A court would have to turn back the clock to a time before the New Deal – and reject well-established policies like taxing to pay for Social Security and Medicare – in order to find that the individual responsibility policy exceeds Congress’ authority to promote the “general welfare” of Americans by enforcing the individual responsibility policy with a tax.

The Commerce Clause permits Congress to regulate matters with a substantial effect on interstate commerce.  Congress was acting within its power when it enacted the individual responsibility policy because the policy will have a substantial effect on interstate commerce.  The power of Congress to regulate interstate commerce under the Commerce Clause has been well settled since at least the time of the New Deal, when the Supreme Court upheld laws like the Fair Labor Standards Act to rule that Congress had the authority to outlaw child labor.  Congress reasonably concluded that spending on health care has a substantial effect on interstate commerce because individuals buy and use health insurance across state borders, national health spending is projected to make up almost 18 percent of our nation’s economy (P.L. 111-148, Sec.10106(a)(2)(B), page 2099),  and the costs of providing emergency medical services to the uninsured has a significant impact on health care costs.

When the Senate considered the Patient Protection and Affordable Care Act in December, it explicitly adopted a set of findings, now the law, related to the impact of the individual mandate on interstate commerce.  These find that “health insurance and health care services are a significant part of the national economy;” and that the individual “requirement regulates activity that is commercial and economic in nature: economic and financial decisions about how and when health care is paid for, and when health insurance is purchased;” and that the “requirement is essential to creating effective health insurance markets.”

The Supreme Court has previously held that the insurance industry constitutes the type of activity that falls within Congress’ regulatory authority under the Commerce Clause. [Simon Lazarus, “Mandatory Health Insurance:  Is It Constitutional?” 12/09]  In 1944, the Court found in U.S. v. South-Eastern Underwriters Association that Congress was empowered to regulate insurance.  The Court noted that “perhaps no modern commercial enterprise directly affects so many persons in all walks of life as does the insurance business.”  Upholding congressional regulation of insurance under the Commerce Clause makes clear Congress’ action in passing the Patient Protection and Affordable Care Act was an appropriate use of its Commerce Clause authority.

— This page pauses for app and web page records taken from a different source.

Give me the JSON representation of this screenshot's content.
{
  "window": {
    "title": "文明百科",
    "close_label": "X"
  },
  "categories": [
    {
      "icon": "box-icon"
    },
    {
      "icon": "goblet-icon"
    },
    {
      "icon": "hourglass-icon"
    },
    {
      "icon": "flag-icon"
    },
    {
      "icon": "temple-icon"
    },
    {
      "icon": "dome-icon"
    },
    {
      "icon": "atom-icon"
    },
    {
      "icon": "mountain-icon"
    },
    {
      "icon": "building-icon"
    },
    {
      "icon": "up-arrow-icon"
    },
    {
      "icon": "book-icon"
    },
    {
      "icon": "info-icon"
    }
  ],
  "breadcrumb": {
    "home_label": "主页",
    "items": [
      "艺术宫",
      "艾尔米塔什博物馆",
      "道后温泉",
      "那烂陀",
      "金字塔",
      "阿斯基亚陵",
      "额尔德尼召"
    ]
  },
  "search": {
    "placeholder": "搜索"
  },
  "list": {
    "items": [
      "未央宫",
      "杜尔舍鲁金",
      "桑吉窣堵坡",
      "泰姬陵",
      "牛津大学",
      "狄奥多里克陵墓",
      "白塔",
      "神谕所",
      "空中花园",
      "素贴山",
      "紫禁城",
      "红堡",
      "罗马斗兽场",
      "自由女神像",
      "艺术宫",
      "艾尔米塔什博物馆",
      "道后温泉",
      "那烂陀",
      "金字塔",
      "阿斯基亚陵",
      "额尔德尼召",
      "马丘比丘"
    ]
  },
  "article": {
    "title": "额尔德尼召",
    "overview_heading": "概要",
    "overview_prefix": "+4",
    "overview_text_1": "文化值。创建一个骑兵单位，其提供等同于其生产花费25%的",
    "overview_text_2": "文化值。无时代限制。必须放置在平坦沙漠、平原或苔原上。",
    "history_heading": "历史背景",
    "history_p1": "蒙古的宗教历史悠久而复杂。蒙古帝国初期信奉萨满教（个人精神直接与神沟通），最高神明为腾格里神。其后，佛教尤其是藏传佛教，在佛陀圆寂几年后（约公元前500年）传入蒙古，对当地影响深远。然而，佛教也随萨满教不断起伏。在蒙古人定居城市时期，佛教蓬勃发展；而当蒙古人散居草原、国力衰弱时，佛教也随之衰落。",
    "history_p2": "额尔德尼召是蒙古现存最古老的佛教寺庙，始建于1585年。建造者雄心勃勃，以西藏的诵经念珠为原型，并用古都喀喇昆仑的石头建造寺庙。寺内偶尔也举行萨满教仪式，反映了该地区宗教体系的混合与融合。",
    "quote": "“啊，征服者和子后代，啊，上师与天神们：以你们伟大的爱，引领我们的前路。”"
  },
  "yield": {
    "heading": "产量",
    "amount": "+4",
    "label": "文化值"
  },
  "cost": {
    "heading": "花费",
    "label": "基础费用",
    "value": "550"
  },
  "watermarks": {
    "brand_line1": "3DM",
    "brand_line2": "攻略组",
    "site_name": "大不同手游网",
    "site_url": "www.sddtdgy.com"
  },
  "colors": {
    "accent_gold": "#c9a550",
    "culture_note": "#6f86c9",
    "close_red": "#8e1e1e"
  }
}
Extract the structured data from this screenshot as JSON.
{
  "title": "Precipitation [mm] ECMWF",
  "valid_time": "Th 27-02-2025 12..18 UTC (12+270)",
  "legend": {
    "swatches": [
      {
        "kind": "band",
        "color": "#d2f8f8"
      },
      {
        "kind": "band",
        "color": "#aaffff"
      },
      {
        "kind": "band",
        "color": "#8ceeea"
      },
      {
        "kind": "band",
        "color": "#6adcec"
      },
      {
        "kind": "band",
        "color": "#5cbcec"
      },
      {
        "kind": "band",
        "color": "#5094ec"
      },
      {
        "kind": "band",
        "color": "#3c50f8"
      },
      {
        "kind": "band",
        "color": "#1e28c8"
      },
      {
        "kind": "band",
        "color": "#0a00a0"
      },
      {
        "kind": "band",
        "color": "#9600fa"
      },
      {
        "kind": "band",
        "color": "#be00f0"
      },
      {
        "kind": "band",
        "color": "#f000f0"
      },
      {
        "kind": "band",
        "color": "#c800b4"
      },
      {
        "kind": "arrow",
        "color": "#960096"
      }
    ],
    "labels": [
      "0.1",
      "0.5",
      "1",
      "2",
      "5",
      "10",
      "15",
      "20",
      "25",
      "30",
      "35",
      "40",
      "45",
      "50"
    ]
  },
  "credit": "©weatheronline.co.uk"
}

The Necessary and Proper Clause permits Congress to “make all laws necessary and proper for executing its power.”   The Supreme Court settled the meaning of the Necessary and Proper Clause 190 years ago in Justice Marshall’s landmark decision in McCullough v. Maryland.  That case established that the Necessary and Proper Clause does not limit the powers of Congress, but is “placed among the powers of Congress.”  This clause goes hand in hand with the Commerce Clause to ensure congressional authority to regulate activity with a significant economic impact.  Congress is permitted to “make all laws which shall be necessary and proper for carrying into execution the foregoing powers and all other powers vested by this Constitution in the United States.”

Similar cornerstones of the social safety net, like Social Security, Medicare and Medicaid, have long been upheld by the courts.  Congress has enacted various requirements throughout the years, such as the requirement to register for the draft, pay minimum wages, and pay taxes, including the taxes deducted from paychecks to pay for Social Security and Medicare.  These are the well-established foundations for the individual responsibility policy enacted in The Patient Protection and Affordable Care Act.

[1] The states include Florida, South Carolina, Nebraska, Texas, Utah, Louisiana, Alabama, Michigan, Colorado, Pennsylvania, Washington, Idaho, and South Dakota.